## [Task item]
Pictures appear among the records. Write out all else exactly as it stands.

## [Extracted records]

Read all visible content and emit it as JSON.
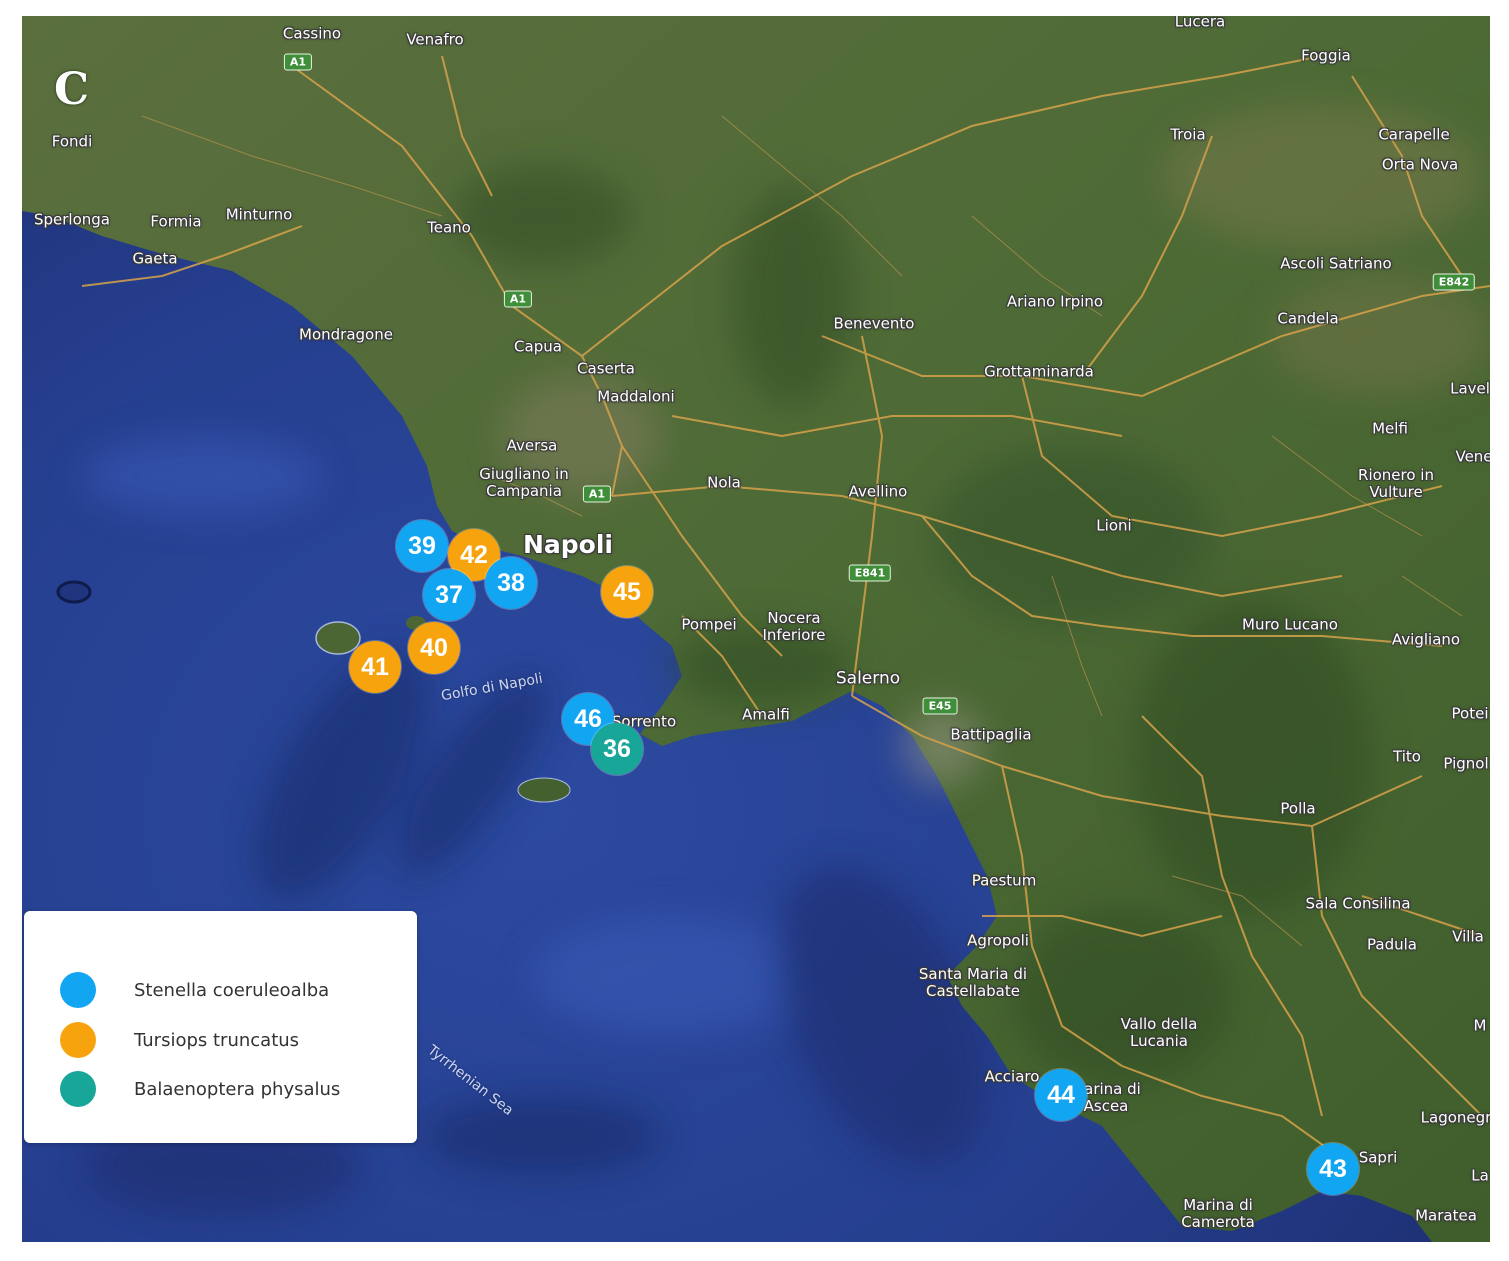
{
  "panel_label": "C",
  "colors": {
    "sea": "#2b3f92",
    "land": "#4f6a36",
    "road": "#d6a24a",
    "stenella": "#11a5f2",
    "tursiops": "#f7a30d",
    "balaenoptera": "#17a697"
  },
  "places": [
    {
      "name": "Cassino"
    },
    {
      "name": "Venafro"
    },
    {
      "name": "Lucera"
    },
    {
      "name": "Foggia"
    },
    {
      "name": "Fondi"
    },
    {
      "name": "Troia"
    },
    {
      "name": "Carapelle"
    },
    {
      "name": "Orta Nova"
    },
    {
      "name": "Sperlonga"
    },
    {
      "name": "Formia"
    },
    {
      "name": "Minturno"
    },
    {
      "name": "Teano"
    },
    {
      "name": "Gaeta"
    },
    {
      "name": "Ascoli Satriano"
    },
    {
      "name": "Ariano Irpino"
    },
    {
      "name": "Benevento"
    },
    {
      "name": "Candela"
    },
    {
      "name": "Mondragone"
    },
    {
      "name": "Capua"
    },
    {
      "name": "Caserta"
    },
    {
      "name": "Grottaminarda"
    },
    {
      "name": "Maddaloni"
    },
    {
      "name": "Lavel"
    },
    {
      "name": "Melfi"
    },
    {
      "name": "Aversa"
    },
    {
      "name": "Giugliano in Campania"
    },
    {
      "name": "Nola"
    },
    {
      "name": "Avellino"
    },
    {
      "name": "Rionero in Vulture"
    },
    {
      "name": "Vene"
    },
    {
      "name": "Lioni"
    },
    {
      "name": "Napoli"
    },
    {
      "name": "Pompei"
    },
    {
      "name": "Nocera Inferiore"
    },
    {
      "name": "Muro Lucano"
    },
    {
      "name": "Avigliano"
    },
    {
      "name": "Salerno"
    },
    {
      "name": "Golfo di Napoli"
    },
    {
      "name": "Sorrento"
    },
    {
      "name": "Amalfi"
    },
    {
      "name": "Potei"
    },
    {
      "name": "Battipaglia"
    },
    {
      "name": "Tito"
    },
    {
      "name": "Pignol"
    },
    {
      "name": "Polla"
    },
    {
      "name": "Paestum"
    },
    {
      "name": "Sala Consilina"
    },
    {
      "name": "Agropoli"
    },
    {
      "name": "Padula"
    },
    {
      "name": "Villa"
    },
    {
      "name": "Santa Maria di Castellabate"
    },
    {
      "name": "Vallo della Lucania"
    },
    {
      "name": "M"
    },
    {
      "name": "Tyrrhenian Sea"
    },
    {
      "name": "Acciaro"
    },
    {
      "name": "Marina di Ascea"
    },
    {
      "name": "Lagonegr"
    },
    {
      "name": "Sapri"
    },
    {
      "name": "La"
    },
    {
      "name": "Marina di Camerota"
    },
    {
      "name": "Maratea"
    }
  ],
  "road_shields": [
    "A1",
    "A1",
    "A1",
    "E842",
    "E841",
    "E45"
  ],
  "markers": [
    {
      "id": "39",
      "species": "stenella"
    },
    {
      "id": "42",
      "species": "tursiops"
    },
    {
      "id": "38",
      "species": "stenella"
    },
    {
      "id": "37",
      "species": "stenella"
    },
    {
      "id": "45",
      "species": "tursiops"
    },
    {
      "id": "40",
      "species": "tursiops"
    },
    {
      "id": "41",
      "species": "tursiops"
    },
    {
      "id": "46",
      "species": "stenella"
    },
    {
      "id": "36",
      "species": "balaenoptera"
    },
    {
      "id": "44",
      "species": "stenella"
    },
    {
      "id": "43",
      "species": "stenella"
    }
  ],
  "legend": [
    {
      "label": "Stenella coeruleoalba",
      "species": "stenella"
    },
    {
      "label": "Tursiops truncatus",
      "species": "tursiops"
    },
    {
      "label": "Balaenoptera physalus",
      "species": "balaenoptera"
    }
  ]
}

## [Finished task]
Read all visible content and emit it as JSON.
{
  "panel_label": "C",
  "colors": {
    "sea": "#2b3f92",
    "land": "#4f6a36",
    "road": "#d6a24a",
    "stenella": "#11a5f2",
    "tursiops": "#f7a30d",
    "balaenoptera": "#17a697"
  },
  "places": [
    {
      "name": "Cassino"
    },
    {
      "name": "Venafro"
    },
    {
      "name": "Lucera"
    },
    {
      "name": "Foggia"
    },
    {
      "name": "Fondi"
    },
    {
      "name": "Troia"
    },
    {
      "name": "Carapelle"
    },
    {
      "name": "Orta Nova"
    },
    {
      "name": "Sperlonga"
    },
    {
      "name": "Formia"
    },
    {
      "name": "Minturno"
    },
    {
      "name": "Teano"
    },
    {
      "name": "Gaeta"
    },
    {
      "name": "Ascoli Satriano"
    },
    {
      "name": "Ariano Irpino"
    },
    {
      "name": "Benevento"
    },
    {
      "name": "Candela"
    },
    {
      "name": "Mondragone"
    },
    {
      "name": "Capua"
    },
    {
      "name": "Caserta"
    },
    {
      "name": "Grottaminarda"
    },
    {
      "name": "Maddaloni"
    },
    {
      "name": "Lavel"
    },
    {
      "name": "Melfi"
    },
    {
      "name": "Aversa"
    },
    {
      "name": "Giugliano in Campania"
    },
    {
      "name": "Nola"
    },
    {
      "name": "Avellino"
    },
    {
      "name": "Rionero in Vulture"
    },
    {
      "name": "Vene"
    },
    {
      "name": "Lioni"
    },
    {
      "name": "Napoli"
    },
    {
      "name": "Pompei"
    },
    {
      "name": "Nocera Inferiore"
    },
    {
      "name": "Muro Lucano"
    },
    {
      "name": "Avigliano"
    },
    {
      "name": "Salerno"
    },
    {
      "name": "Golfo di Napoli"
    },
    {
      "name": "Sorrento"
    },
    {
      "name": "Amalfi"
    },
    {
      "name": "Potei"
    },
    {
      "name": "Battipaglia"
    },
    {
      "name": "Tito"
    },
    {
      "name": "Pignol"
    },
    {
      "name": "Polla"
    },
    {
      "name": "Paestum"
    },
    {
      "name": "Sala Consilina"
    },
    {
      "name": "Agropoli"
    },
    {
      "name": "Padula"
    },
    {
      "name": "Villa"
    },
    {
      "name": "Santa Maria di Castellabate"
    },
    {
      "name": "Vallo della Lucania"
    },
    {
      "name": "M"
    },
    {
      "name": "Tyrrhenian Sea"
    },
    {
      "name": "Acciaro"
    },
    {
      "name": "Marina di Ascea"
    },
    {
      "name": "Lagonegr"
    },
    {
      "name": "Sapri"
    },
    {
      "name": "La"
    },
    {
      "name": "Marina di Camerota"
    },
    {
      "name": "Maratea"
    }
  ],
  "road_shields": [
    "A1",
    "A1",
    "A1",
    "E842",
    "E841",
    "E45"
  ],
  "markers": [
    {
      "id": "39",
      "species": "stenella"
    },
    {
      "id": "42",
      "species": "tursiops"
    },
    {
      "id": "38",
      "species": "stenella"
    },
    {
      "id": "37",
      "species": "stenella"
    },
    {
      "id": "45",
      "species": "tursiops"
    },
    {
      "id": "40",
      "species": "tursiops"
    },
    {
      "id": "41",
      "species": "tursiops"
    },
    {
      "id": "46",
      "species": "stenella"
    },
    {
      "id": "36",
      "species": "balaenoptera"
    },
    {
      "id": "44",
      "species": "stenella"
    },
    {
      "id": "43",
      "species": "stenella"
    }
  ],
  "legend": [
    {
      "label": "Stenella coeruleoalba",
      "species": "stenella"
    },
    {
      "label": "Tursiops truncatus",
      "species": "tursiops"
    },
    {
      "label": "Balaenoptera physalus",
      "species": "balaenoptera"
    }
  ]
}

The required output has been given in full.